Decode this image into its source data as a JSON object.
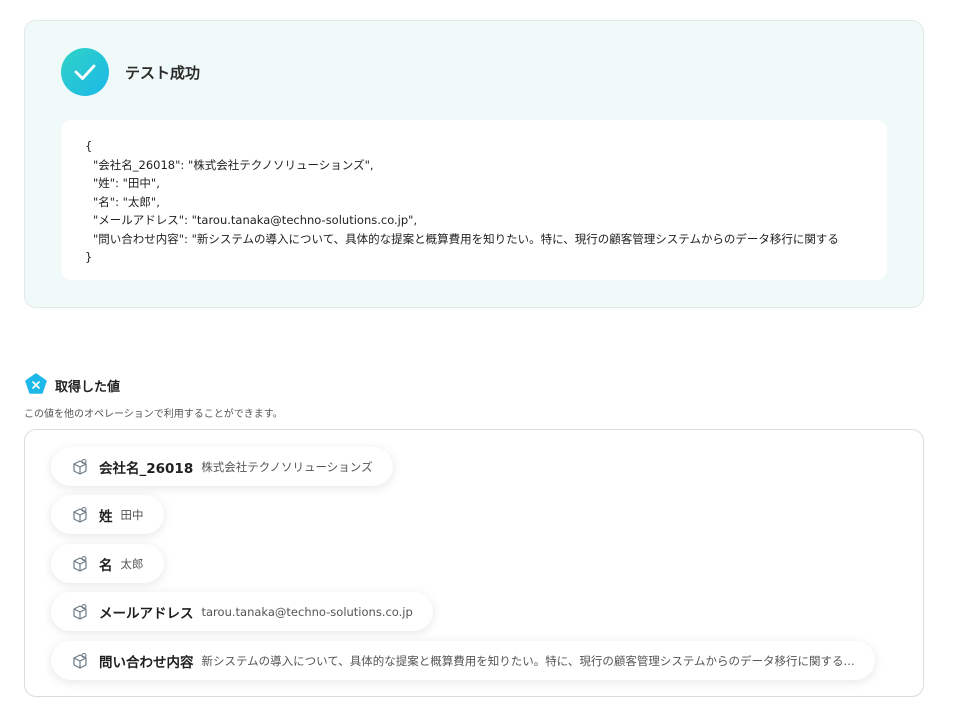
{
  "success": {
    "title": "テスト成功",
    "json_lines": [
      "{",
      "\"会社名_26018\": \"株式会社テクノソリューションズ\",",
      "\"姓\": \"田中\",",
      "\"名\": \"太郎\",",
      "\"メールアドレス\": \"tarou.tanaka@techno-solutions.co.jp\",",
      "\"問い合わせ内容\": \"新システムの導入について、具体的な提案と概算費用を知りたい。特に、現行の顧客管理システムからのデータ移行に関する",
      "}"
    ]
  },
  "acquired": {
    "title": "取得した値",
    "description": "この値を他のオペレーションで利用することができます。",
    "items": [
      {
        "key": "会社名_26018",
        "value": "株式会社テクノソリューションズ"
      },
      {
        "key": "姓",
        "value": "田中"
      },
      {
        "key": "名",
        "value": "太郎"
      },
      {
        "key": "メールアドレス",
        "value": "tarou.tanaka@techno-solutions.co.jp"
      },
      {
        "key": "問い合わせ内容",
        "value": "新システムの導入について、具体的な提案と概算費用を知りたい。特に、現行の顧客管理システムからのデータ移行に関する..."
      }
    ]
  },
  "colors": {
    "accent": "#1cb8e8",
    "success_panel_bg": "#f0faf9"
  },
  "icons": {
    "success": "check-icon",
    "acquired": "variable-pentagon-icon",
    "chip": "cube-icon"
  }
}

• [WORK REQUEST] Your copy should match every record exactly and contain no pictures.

• [SOLUTION TO THE PROBLEM]
Decode this image into its source data as a JSON object.
{
  "success": {
    "title": "テスト成功",
    "json_lines": [
      "{",
      "\"会社名_26018\": \"株式会社テクノソリューションズ\",",
      "\"姓\": \"田中\",",
      "\"名\": \"太郎\",",
      "\"メールアドレス\": \"tarou.tanaka@techno-solutions.co.jp\",",
      "\"問い合わせ内容\": \"新システムの導入について、具体的な提案と概算費用を知りたい。特に、現行の顧客管理システムからのデータ移行に関する",
      "}"
    ]
  },
  "acquired": {
    "title": "取得した値",
    "description": "この値を他のオペレーションで利用することができます。",
    "items": [
      {
        "key": "会社名_26018",
        "value": "株式会社テクノソリューションズ"
      },
      {
        "key": "姓",
        "value": "田中"
      },
      {
        "key": "名",
        "value": "太郎"
      },
      {
        "key": "メールアドレス",
        "value": "tarou.tanaka@techno-solutions.co.jp"
      },
      {
        "key": "問い合わせ内容",
        "value": "新システムの導入について、具体的な提案と概算費用を知りたい。特に、現行の顧客管理システムからのデータ移行に関する..."
      }
    ]
  },
  "colors": {
    "accent": "#1cb8e8",
    "success_panel_bg": "#f0faf9"
  },
  "icons": {
    "success": "check-icon",
    "acquired": "variable-pentagon-icon",
    "chip": "cube-icon"
  }
}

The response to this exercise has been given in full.